▶ **Required action**
Among the records, find the lines that hold the string "icon" and return them.
[Task data]
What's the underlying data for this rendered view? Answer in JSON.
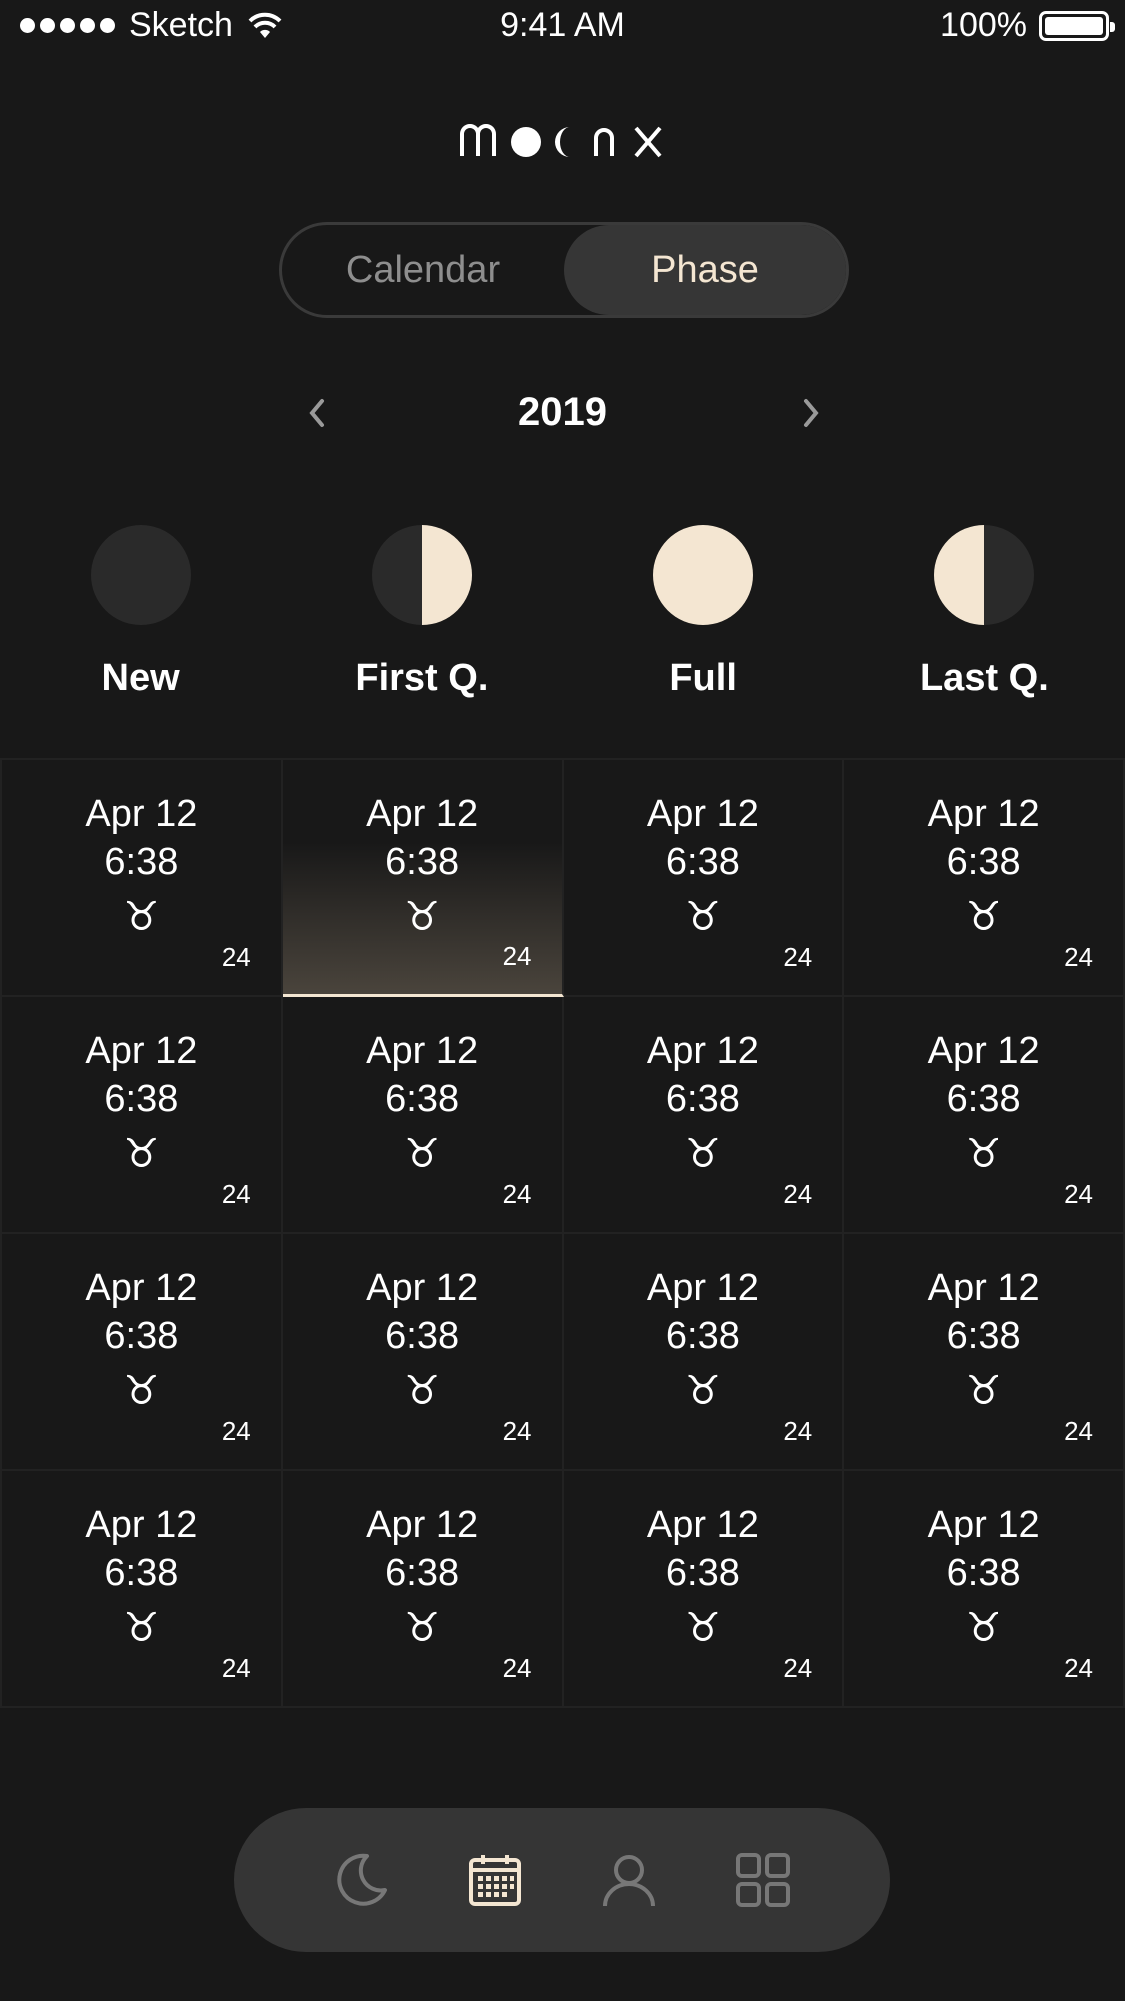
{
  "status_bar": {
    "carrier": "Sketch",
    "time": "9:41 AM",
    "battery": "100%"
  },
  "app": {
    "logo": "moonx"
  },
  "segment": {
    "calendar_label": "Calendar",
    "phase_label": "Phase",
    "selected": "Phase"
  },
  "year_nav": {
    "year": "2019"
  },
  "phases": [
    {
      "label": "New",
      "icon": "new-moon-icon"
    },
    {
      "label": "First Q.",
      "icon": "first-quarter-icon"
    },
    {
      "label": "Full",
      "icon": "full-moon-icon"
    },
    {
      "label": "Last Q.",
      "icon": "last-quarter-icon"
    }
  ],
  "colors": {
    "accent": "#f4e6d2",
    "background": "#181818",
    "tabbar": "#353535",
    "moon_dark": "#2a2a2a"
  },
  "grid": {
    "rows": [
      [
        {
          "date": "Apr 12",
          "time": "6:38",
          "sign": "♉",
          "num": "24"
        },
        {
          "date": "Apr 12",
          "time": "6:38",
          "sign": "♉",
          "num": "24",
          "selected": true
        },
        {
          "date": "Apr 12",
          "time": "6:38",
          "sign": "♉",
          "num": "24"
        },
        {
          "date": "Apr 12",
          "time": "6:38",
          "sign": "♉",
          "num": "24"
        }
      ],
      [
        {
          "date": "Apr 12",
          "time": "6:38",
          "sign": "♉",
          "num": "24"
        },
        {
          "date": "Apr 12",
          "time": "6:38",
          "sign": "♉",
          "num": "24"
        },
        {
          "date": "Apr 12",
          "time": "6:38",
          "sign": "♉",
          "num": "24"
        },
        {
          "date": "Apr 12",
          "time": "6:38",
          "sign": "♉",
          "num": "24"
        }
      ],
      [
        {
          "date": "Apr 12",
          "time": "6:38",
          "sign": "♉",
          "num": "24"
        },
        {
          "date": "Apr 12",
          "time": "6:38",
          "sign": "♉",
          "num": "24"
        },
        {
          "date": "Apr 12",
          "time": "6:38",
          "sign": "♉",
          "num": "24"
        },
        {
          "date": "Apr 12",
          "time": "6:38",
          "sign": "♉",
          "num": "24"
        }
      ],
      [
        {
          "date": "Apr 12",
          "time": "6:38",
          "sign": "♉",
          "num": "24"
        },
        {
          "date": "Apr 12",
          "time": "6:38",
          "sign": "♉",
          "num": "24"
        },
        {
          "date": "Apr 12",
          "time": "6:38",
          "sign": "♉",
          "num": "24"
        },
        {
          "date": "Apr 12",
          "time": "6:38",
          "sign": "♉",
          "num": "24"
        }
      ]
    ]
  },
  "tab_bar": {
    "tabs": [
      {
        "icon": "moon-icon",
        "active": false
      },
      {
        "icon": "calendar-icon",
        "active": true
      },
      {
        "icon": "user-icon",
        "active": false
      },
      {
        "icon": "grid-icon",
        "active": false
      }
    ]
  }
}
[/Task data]
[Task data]
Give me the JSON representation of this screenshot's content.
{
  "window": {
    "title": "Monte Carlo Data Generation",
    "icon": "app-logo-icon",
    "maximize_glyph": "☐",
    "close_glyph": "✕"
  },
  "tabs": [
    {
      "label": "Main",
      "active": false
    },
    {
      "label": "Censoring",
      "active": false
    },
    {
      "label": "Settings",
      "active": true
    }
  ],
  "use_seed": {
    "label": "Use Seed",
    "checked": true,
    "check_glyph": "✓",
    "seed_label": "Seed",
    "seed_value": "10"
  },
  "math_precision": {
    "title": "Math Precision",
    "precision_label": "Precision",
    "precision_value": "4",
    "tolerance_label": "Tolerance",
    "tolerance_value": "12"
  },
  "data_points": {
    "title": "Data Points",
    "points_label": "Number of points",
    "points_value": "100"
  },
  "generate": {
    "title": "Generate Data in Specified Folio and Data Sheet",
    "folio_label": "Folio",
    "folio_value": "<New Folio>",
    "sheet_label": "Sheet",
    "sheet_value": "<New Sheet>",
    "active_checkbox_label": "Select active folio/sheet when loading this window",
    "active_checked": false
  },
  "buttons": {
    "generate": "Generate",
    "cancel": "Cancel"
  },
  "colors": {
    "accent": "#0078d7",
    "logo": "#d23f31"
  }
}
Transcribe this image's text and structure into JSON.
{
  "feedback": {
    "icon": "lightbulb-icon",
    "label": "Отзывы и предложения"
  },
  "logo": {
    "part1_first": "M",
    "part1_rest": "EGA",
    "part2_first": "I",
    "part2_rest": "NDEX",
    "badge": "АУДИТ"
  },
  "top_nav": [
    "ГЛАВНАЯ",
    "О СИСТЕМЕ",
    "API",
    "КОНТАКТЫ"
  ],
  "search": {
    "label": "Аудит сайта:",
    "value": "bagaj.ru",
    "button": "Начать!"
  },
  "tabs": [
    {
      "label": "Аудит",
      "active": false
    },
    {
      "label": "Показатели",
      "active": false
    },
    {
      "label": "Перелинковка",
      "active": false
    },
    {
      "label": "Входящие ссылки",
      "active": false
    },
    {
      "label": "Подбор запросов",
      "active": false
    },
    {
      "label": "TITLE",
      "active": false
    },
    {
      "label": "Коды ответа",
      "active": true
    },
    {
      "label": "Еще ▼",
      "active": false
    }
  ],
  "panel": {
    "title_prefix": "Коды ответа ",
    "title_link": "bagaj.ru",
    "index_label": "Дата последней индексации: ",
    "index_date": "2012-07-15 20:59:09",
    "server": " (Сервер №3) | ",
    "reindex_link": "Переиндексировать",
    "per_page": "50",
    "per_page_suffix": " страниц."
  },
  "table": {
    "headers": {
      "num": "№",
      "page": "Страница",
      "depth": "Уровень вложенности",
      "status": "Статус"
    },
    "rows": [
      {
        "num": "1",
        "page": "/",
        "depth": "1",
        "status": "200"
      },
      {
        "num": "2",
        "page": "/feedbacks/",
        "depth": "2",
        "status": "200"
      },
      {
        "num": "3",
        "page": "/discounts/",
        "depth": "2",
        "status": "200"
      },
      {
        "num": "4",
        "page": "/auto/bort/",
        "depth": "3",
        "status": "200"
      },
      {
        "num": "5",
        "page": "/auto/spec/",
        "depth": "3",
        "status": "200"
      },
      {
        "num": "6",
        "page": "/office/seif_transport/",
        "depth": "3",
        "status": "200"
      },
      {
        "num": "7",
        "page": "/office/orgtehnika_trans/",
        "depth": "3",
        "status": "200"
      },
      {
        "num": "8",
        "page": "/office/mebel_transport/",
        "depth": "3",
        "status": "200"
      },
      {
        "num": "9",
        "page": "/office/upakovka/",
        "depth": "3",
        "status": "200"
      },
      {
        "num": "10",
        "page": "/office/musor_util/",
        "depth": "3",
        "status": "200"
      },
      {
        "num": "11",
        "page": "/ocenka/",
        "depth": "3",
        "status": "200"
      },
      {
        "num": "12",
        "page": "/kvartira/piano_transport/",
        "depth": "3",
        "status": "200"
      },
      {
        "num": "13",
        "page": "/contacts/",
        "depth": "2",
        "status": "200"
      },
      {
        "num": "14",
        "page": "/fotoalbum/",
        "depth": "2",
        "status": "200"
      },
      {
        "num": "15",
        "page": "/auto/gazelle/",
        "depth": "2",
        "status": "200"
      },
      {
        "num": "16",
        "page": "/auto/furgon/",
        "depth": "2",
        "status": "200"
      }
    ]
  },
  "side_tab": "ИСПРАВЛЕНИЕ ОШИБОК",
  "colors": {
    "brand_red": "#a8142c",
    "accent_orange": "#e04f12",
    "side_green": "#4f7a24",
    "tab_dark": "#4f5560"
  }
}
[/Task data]
▶ **Response**
      "icon": "new-moon-icon"
      "icon": "first-quarter-icon"
      "icon": "full-moon-icon"
      "icon": "last-quarter-icon"
        "icon": "moon-icon",
        "icon": "calendar-icon",
        "icon": "user-icon",
        "icon": "grid-icon",
    "icon": "app-logo-icon",
    "icon": "lightbulb-icon",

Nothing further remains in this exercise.